The 2008 presidential season is off and running.
During this latest election cycle we are witnessing the increasing role being played by the Internet.
I am writing this column Tuesday evening Jan. 8, the evening of the New Hampshire primary.
While writing this column I am occasionally glancing up at the television, alternating between CNN and MSNBC.
I am also online at C-Span.org, checking for the latest news and information about the primary.
Recently, the Pew Research Center found 70 percent of adults polled said they are especially looking forward to the November 2008 presidential election.
This same poll found 49 percent of adults were also looking forward to the 2008 Super Bowl.
These poll results are part of the national survey from the official “Pew Research Center for the People & the Press” report released on January 4, 2008.
The report includes poll results from a asking about the upcoming elections.
This election year is showing strong interest by the public, with more folks getting actively involved.
It appears we want to learn as much as possible about the candidates and the issues.
What sources are we using to find all this information?
In 1996, according to the Pew Research report, 3 percent of adults polled used the Internet as a political source, while 72 percent watched television and 60 percent read newspapers.
By 2006, 15 percent were using the Internet, 69 percent looked to television and 34 percent were reading the newspaper for information.
When I was in high school we held a student debate in defense of the politician we were supporting in the presidential election. We researched our candidate’s record and position on the issues.
We also researched the opposing candidates to find their vulnerabilities.
Without having the resources of the Internet back then, we went to the school library, read the newspapers, and even leafed through the candidate’s political literature.
We watched the politicians being interviewed on television and took notes.
Some of us called the telephone number of the candidate’s state campaign headquarters to ask our questions.
A few of the student opinions were also based upon strong family political influences.
Today, many voters young and old alike use the Internet for more than just finding political information.
Many are also making known their opinions about the issues using online video venues like YouTube and social online networks such as MySpace and Facebook.
In New Hampshire, television station WMUR has a special web page for voters called "Your Fate '08" at http://www.wmur.com/yourfate08/index.html.
This web page has a special link set-up in cooperation with YouTube. The link encourages people to upload their own home-made political videos.
Some of the uploaded videos communicate individual experiences during the New Hampshire primary campaign.
Other videos recorded questions people asked of the candidates.

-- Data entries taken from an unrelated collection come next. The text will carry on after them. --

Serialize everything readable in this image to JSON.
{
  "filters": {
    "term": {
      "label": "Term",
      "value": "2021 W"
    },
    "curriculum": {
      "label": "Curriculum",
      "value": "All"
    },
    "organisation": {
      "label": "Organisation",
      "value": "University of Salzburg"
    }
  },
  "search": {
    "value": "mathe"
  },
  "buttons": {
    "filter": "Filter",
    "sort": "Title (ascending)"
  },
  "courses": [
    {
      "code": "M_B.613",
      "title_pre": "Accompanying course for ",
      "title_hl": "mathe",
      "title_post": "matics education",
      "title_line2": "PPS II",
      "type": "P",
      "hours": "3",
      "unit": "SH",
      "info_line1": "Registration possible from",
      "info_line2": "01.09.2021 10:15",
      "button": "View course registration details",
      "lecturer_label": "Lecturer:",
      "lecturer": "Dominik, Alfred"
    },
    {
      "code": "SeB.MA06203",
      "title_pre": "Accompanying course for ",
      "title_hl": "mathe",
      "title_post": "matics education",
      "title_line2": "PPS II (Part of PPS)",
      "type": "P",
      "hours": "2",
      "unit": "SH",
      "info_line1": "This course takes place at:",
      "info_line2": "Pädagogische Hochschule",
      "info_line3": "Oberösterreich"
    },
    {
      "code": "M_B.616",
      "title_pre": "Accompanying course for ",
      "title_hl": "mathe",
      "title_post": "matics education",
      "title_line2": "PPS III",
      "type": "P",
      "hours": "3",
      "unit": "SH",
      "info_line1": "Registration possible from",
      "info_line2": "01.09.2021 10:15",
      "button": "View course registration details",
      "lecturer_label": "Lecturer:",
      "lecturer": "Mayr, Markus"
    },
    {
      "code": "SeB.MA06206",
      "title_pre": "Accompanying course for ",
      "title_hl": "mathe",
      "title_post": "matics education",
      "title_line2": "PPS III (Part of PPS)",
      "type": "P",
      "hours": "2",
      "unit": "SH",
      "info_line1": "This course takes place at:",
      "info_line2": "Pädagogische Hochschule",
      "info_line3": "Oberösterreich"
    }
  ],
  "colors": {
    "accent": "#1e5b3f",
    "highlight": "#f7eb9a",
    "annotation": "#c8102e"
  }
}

I watched one video made by a young college person talking about his experience spreading the word among folks in Keene, New Hampshire, about presidential candidate Ron Paul. He was walking the streets and canvassing the area. This young person made the trip from Florida to encourage others to support his candidate.
YouTube is one of the more popular sources for political interaction on the Internet.
There are also countless individual political blogs, forums, and candidate websites, along with major media websites providing election coverage and campaign information.
No, I did not forget the good folks using Wikipedia and Google.
The Pew Research report said in a summary statement some 25 percent of all Americans (or 37 percent of internet users) say they got information online about the 2006 elections. 10 percent of Americans (15 percent of internet users) said they exchanged e-mails about the candidates.
The report also stated traditional mainstream news sources still dominate the online news and information gathering by “campaign internet users.”
Pew Research said a majority of us will get our online election and campaign information from political blogs, government and candidate websites and through our e-mail correspondences.
A January 17, 2007, Pew Research Center for “The People & the Press” report stated 2006 saw a new “online political elite” emerging as 23 percent of campaign internet users became online political activists.
Looking back to 1993, the first website for a U.S. Senator was started by Sen. Ted Kennedy.
The first e-mail campaign conducted by a presidential candidate was from Jerry Brown of California in 1992.
Today on the Internet, there is no shortage of individual political blogs . . . each with their own perspectives on the issues.
Anyone can start their own Internet political blog at no cost. Just go to http://blogger.com. Blogger.com is supported by Google.
You will be up and running in minutes.
Having your own online blog will give you a national audience to express your views.
To find your local polling place here in Minnesota, go to http://pollfinder.sos.state.mn.us/.
Are we more informed in our political knowledge by using the resources on the Internet?
I sure am.